Avoiding Business Identity Theft

Bert Davis

By Bert Davis Jr. 

Business identity theft and personal identity theft are very similar. Protected information is stolen by thieves and then used for financial gain. Quite often the perpetrator that steals the information is not the same perpetrator that uses it for financial gain.

The first perpetrator doing the stealing is the hacker that breaks into a system. They take the stolen data and sell it on a website in an area typically known as the dark web. The dark web is not as mysterious as it sounds. A dark website is basically a site that will not come up through a normal search engine inquiry. After the data is posted, a second perpetrator goes to the known dark site and bids on the stolen information, usually credit card or bank account data. How much the second perpetrator pays is based on the quality of the information. Older information is worth less than the newer information. Credit card numbers with expiration dates and CV2 numbers are worth more than those without.

Businesses are different from individuals. Businesses are different from individuals in that businesses hold protected information that belongs to others. Businesses hold information belonging to its employees, customers and suppliers. In addition to names and addresses, quite often the business holds social security numbers, federal identification numbers and bank account numbers used for electronic payments. In addition, business owners and managers quite often assume that the credit and debit card loss protections afforded consumers apply to businesses as well, which they do not. Therefore, the risk of loss due to identity theft for a business is greater than that of an individual.

So how does the identity theft actually occur? In a simple example, the perpetrator scans the Internet for devices (or networks) that are connected to the Internet and do not have the latest versions of firewall and malware detection. Once a device is identified, malware such as one called Brute Force is used to break whatever passwords exist on the device. Another type of malware called RAM Scraper is installed on the device and begins to look for protected information. The ability of malware to identify protected information stored on a device is amazingly powerful.
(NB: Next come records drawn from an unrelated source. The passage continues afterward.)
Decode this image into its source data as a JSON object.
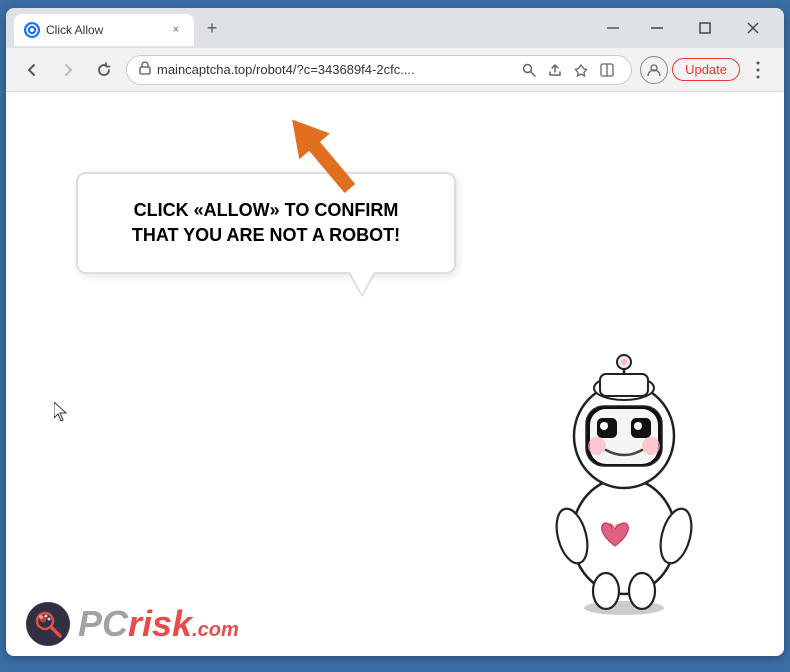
{
  "browser": {
    "tab": {
      "title": "Click Allow",
      "favicon": "🌐",
      "close_label": "×"
    },
    "new_tab_label": "+",
    "window_controls": {
      "minimize": "─",
      "maximize": "□",
      "close": "✕"
    },
    "nav": {
      "back_label": "←",
      "forward_label": "→",
      "reload_label": "↺",
      "url": "maincaptcha.top/robot4/?c=343689f4-2cfc....",
      "lock_icon": "🔒",
      "search_icon": "🔍",
      "share_icon": "⎋",
      "bookmark_icon": "☆",
      "split_icon": "▣",
      "profile_icon": "👤",
      "update_label": "Update",
      "menu_icon": "⋮"
    }
  },
  "page": {
    "bubble_text": "CLICK «ALLOW» TO CONFIRM THAT YOU ARE NOT A ROBOT!",
    "arrow_direction": "up-right"
  },
  "watermark": {
    "text_pc": "PC",
    "text_risk": "risk",
    "text_com": ".com"
  }
}
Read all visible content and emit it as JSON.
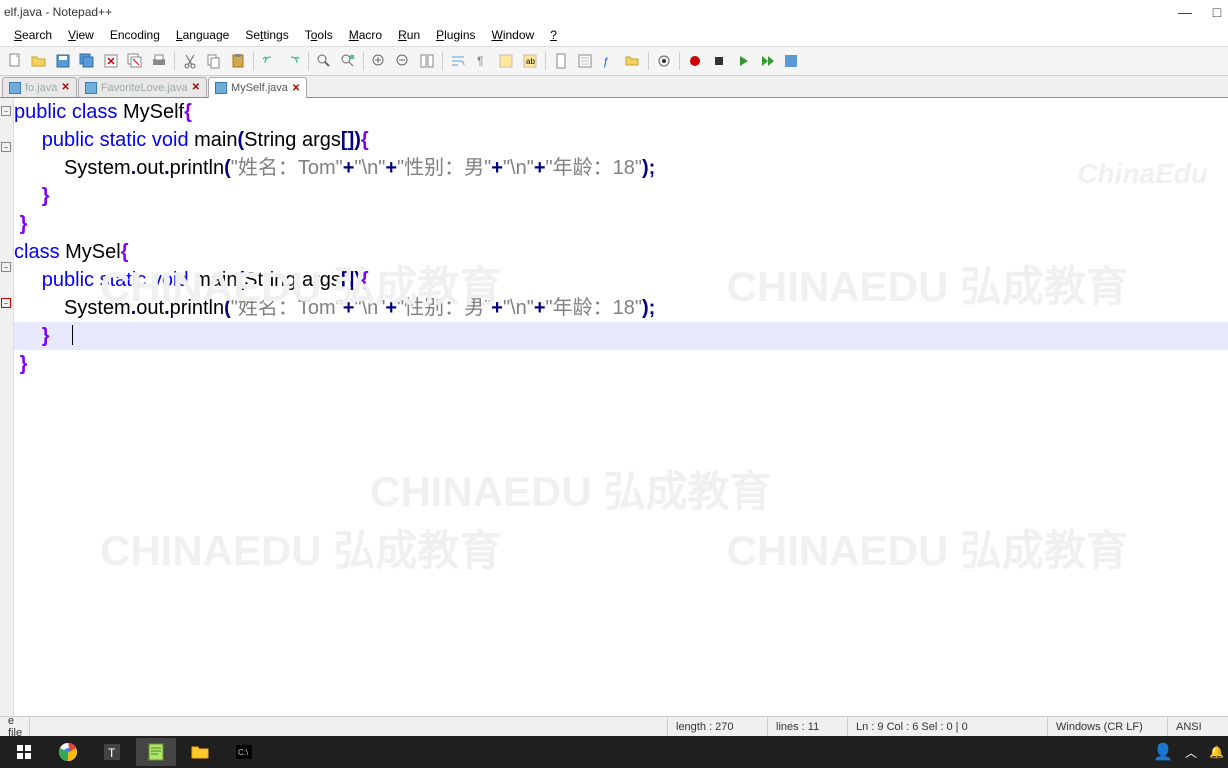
{
  "title": "elf.java - Notepad++",
  "menu": [
    "Search",
    "View",
    "Encoding",
    "Language",
    "Settings",
    "Tools",
    "Macro",
    "Run",
    "Plugins",
    "Window",
    "?"
  ],
  "tabs": [
    {
      "name": "fo.java",
      "active": false
    },
    {
      "name": "FavoriteLove.java",
      "active": false
    },
    {
      "name": "MySelf.java",
      "active": true
    }
  ],
  "code": {
    "line1_kw1": "public",
    "line1_kw2": "class",
    "line1_cls": "MySelf",
    "line2_kw1": "public",
    "line2_kw2": "static",
    "line2_kw3": "void",
    "line2_fn": "main",
    "line2_param": "String args",
    "line3_obj": "System",
    "line3_m1": "out",
    "line3_m2": "println",
    "line3_s1": "\"姓名：Tom\"",
    "line3_s2": "\"\\n\"",
    "line3_s3": "\"性别：男\"",
    "line3_s4": "\"\\n\"",
    "line3_s5": "\"年龄：18\"",
    "line4_brace": "}",
    "line5_brace": "}",
    "line6_kw1": "class",
    "line6_cls": "MySel",
    "line7_kw1": "public",
    "line7_kw2": "static",
    "line7_kw3": "void",
    "line7_fn": "main",
    "line7_param": "String args",
    "line8_obj": "System",
    "line8_m1": "out",
    "line8_m2": "println",
    "line8_s1": "\"姓名：Tom\"",
    "line8_s2": "\"\\n\"",
    "line8_s3": "\"性别：男\"",
    "line8_s4": "\"\\n\"",
    "line8_s5": "\"年龄：18\"",
    "line9_brace": "}",
    "line10_brace": "}"
  },
  "status": {
    "file_label": "e file",
    "length": "length : 270",
    "lines": "lines : 11",
    "pos": "Ln : 9    Col : 6    Sel : 0 | 0",
    "eol": "Windows (CR LF)",
    "encoding": "ANSI"
  },
  "watermarks": {
    "logo": "ChinaEdu",
    "text": "CHINAEDU 弘成教育"
  }
}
A third type of malware such as Export Data then transmits the protected information back to the original perpetrator.

Ransomware is becoming common. Ransomware is a virus that invades a company’s network and encrypts the data so that users lose access to the data. A message appears demanding a ransom fee of hundreds or thousands of dollars to unencrypt the data. If the ransom is paid in accordance with the instructions in the message, the data, hopefully, is restored. According to FBI cyber division Assistant Director James Trainor, “Paying ransom doesn’t guarantee an organization that it will get its data back – we’ve seen cases where organizations never got a decryption key after having paid the ransom.”

Bank anti-fraud protections are only marginally successful. Businesses should not rely solely on bank anti-fraud protections. Banks have become big proponents of anti-fraud protections and rightly so. However, a recent study by the Ponemon Institute indicated that bank responses when customer accounts have been compromised were only marginally successful.

• 33% of the time the bank was unable to stop the fraud and the money was stolen.

• 28% of the time money was stolen, but the bank recovered only some of the stolen funds.

• 12% of the time money was stolen and the bank recovered all of the funds.

• Most significantly, in only 16% of the cases was the bank able to identify the compromised account and prevent the transfer of the funds.

What does a business do if its data gets compromised? A business must take reasonable measures to keep protected information secure. If a business suspects (or confirms) that protected information has been disclosed, there are two issues that have to be addressed.

• The business must determine the extent of the protected information lost. The business’s IT manager may be able to make this determination. If not, a forensic IT specialist will need to be brought in.

• By law, the parties affected by the disclosure must be notified. The notification letter requires specific language which should drafted by a qualified attorney. An unreasonable delay in sending the letters subjects a business to possible regulatory sanction by the attorney general. If the business does not have current contact information for any of the affected parties, a press release is required.

Have a plan. Rather than assume or hope identity theft will never happen, business owners and managers need to know how their company is safeguarding its data. They should have a plan for how to respond should the business suffer a loss of data.


Bert Davis Jr., CPA, CFE, CFF, is the owner of Davis Forensic Group based in Greensboro, North Carolina. His firm provides financial investigation support to attorneys and their clients. In addition to conducting numerous forensic investigations, Bert has worked as a special master in the NC Business Court, as an examiner in the U.S. Bankruptcy Court and has testified as an expert witness. Bert is a regular presenter for CPA and other professional groups. He has a master’s degree in accounting from UNC Chapel Hill and an MBA from Wake Forest University. Contact Bert at bdavis@davisforensic.com or (336) 543-3099.